On the other hand our black Labrador Inka would like to be perceived as bold and fearless. As soon as the cattle blow down their nostrils at him he turns and bolts with his tail between his legs.

By the time we got back home it was raining again. It'd mid-July and I'm thankful we're not on holiday in this soggy part of the world.

Tuesday, 20 July 2010

Something to ruminate on

When cattle lie down in a field most folk think, understandably, that they are chewing the cud.

Cattle are ruminants, which doesn't mean that they have four stomachs - a common misconception - but that their single stomach has four compartments which allows them to chew their food once, regurgitate it and chew it (the cud) a second time. One of the side effects of this is that ruminants produce methane gas which is one of the unwelcome greenhouse gases threatening the world. "Fart" taxes have been proposed to fund research into how to reduce this antisocial behaviour.

But to get back to my original discussion - most ruminants prefer to lie down when they are 'chewing the cud' because there is an element of stress while doing so.

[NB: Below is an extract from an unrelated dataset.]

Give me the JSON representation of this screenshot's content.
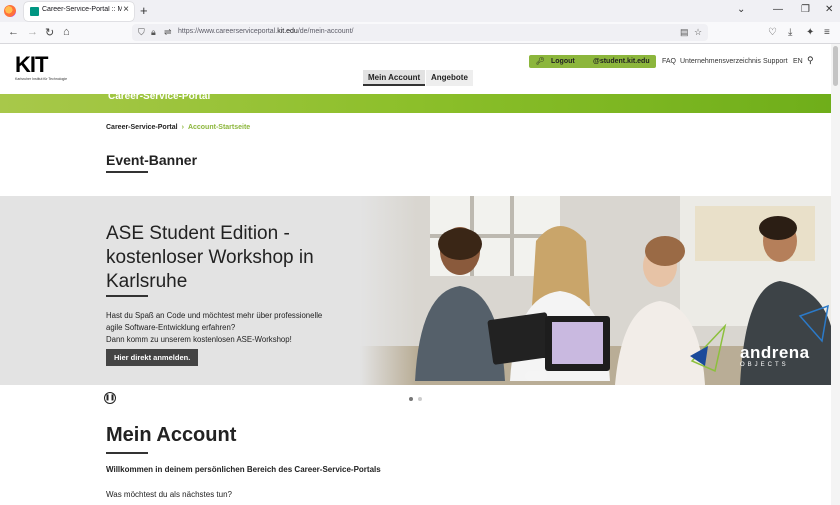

Sheep, goats deer and even giraffes are also ruminants. After you know about their rather bizarre digestive habits you might wonder why we eat them. I've eaten beef, mutton, venison and goat meat - and there's still the first time for giraffe - and I reckon I can cope with their whiffy habits.

But to get back to my original discussion - the old greybeards reckoned they - the cattle, that is - can smell rain coming and lie down so that they have a dry, warm patch of pasture to rest on while the bad weather lasts. Sunday and Monday, out walking the dogs first thing, the cows and their calves in the field at the back of the house were all lying down, and the greybeards were borne out because the rain came down in torrents. This morning they were all standing and feeding - the cattle, again - and now the clouds are high in the sky and it's sunny.

Sunday, 18 July 2010

better pasta sauce

The Doyenne came up with a good idea to improve her pasta sauce. There were a couple of thick, outside stalks of celery in the vegetable box which she cut small and added to the rest of the ingredients. The smell of the celery was noticeable before I took the first mouthful and the taste added extra zing to an already delicious meal.

I'm a bit of a dab hand at pasta sauce myself and my recipe can be found in my book "Tales from the Scottish Countryside - New Walks with the Man with Two Dogs" Black & White ISBN 978 184502257-0.

I can't claim to be any great shakes as a cook but I know enough now to be able to look after myself if I have to. And I realise that cooking isn't the black art I once thought it was; a lot is plain common sense. A bit of trial and error, a little patience and I reckon I'd get by. But as long as I'm as well looked after as I am there's no urgency to try to do better!

Mushroom delight

Out walking with Cait, James and their dog Rosie, and Liz and our two bold boys, saw the first chanterelle mushrooms. It seems very early compared with previous seasons. I'll look in the favourite spots and see if there's enough to fry with bacon for breakfast.